A Union Pacific freight train derailed early Sunday morning in Alton. The derailment occurred on as a railroad bridge crossing the Floyd River collapsed, sending rail cars into the flooded waters on the north side of town.
According to Sioux County Emergency Management Director Nate Huizenga, the call came in from a Union Pacific conductor at about 4 a.m.
“It was dark yet and he just knew that the bridge probably had failed,” he said. “…The main thing was just to keep a perimeter and wait for the sun to come up and see what the damage was.”
Alton Fire Chief Quentin Van Es said authorities soon learned there were no hazardous materials in the derailed cars.
“We basically had bulk, gravity-flow containers with sand in them,” Van Es said. “And there was probably one tanker in there with a little bit of soy oil in it.”
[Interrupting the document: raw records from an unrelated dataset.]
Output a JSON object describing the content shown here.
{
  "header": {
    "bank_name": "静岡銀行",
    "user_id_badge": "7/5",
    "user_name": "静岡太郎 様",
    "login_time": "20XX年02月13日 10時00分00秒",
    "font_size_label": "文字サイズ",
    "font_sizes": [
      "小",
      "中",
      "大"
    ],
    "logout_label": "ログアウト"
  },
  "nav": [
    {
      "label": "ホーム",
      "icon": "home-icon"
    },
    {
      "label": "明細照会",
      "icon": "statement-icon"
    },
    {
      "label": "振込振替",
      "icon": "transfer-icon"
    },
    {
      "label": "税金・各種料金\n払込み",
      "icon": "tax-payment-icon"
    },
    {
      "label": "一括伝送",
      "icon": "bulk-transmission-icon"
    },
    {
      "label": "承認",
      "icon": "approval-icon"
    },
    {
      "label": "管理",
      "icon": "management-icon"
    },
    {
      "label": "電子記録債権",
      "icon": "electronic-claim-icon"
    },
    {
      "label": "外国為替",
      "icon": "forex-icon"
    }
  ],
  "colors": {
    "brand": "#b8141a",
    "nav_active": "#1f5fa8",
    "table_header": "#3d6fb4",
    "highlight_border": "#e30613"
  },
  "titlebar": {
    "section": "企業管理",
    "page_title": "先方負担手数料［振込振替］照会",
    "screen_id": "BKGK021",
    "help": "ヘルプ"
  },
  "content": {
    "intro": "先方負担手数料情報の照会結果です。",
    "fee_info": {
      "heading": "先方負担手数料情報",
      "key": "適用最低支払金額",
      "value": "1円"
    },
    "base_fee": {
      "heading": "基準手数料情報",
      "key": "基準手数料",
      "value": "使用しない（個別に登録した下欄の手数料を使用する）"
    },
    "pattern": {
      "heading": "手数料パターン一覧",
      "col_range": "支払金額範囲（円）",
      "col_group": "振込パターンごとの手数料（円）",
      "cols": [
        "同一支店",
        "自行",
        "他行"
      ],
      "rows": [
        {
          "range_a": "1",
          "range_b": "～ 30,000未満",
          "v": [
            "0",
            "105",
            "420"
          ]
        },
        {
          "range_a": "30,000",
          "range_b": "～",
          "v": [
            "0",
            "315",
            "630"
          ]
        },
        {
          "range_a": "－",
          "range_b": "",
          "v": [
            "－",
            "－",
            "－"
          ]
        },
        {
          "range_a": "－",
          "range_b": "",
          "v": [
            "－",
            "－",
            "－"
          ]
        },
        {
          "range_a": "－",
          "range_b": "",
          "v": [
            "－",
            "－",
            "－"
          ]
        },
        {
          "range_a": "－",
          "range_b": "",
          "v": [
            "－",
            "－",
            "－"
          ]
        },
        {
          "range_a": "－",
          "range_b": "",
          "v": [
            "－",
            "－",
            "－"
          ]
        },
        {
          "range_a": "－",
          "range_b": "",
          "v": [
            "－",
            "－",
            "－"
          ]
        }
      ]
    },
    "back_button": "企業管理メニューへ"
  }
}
Union Pacific crews were on the scene Sunday, assessing the damage, evaluating what could be salvaged and how much clean-up was required. Van Es said Union Pacific crew indicated it could take up to two weeks to clean up the site. As heavy construction equipment arrives and moves around Alton, Van Es said a number of streets in Alton will be barricaded.
“Barricades are there for a reason,” he said. “It’s not just that we want to keep people out. I know everybody wants to see something because it doesn’t happen every day in a small town, but we do need to keep everybody safe and look after what these guys are doing and make sure they can do their job.”
No injuries were reported in the accident and evacuations were not necessary. The total number of rail cars is still unknown, as is the number of derailed cars. This is the second train derailment in northwest Iowa this year. Both derailments occurred during flood conditions.
(Story by Mark Buss, KSOU, Sioux Center/Photo by Dennis Morrice)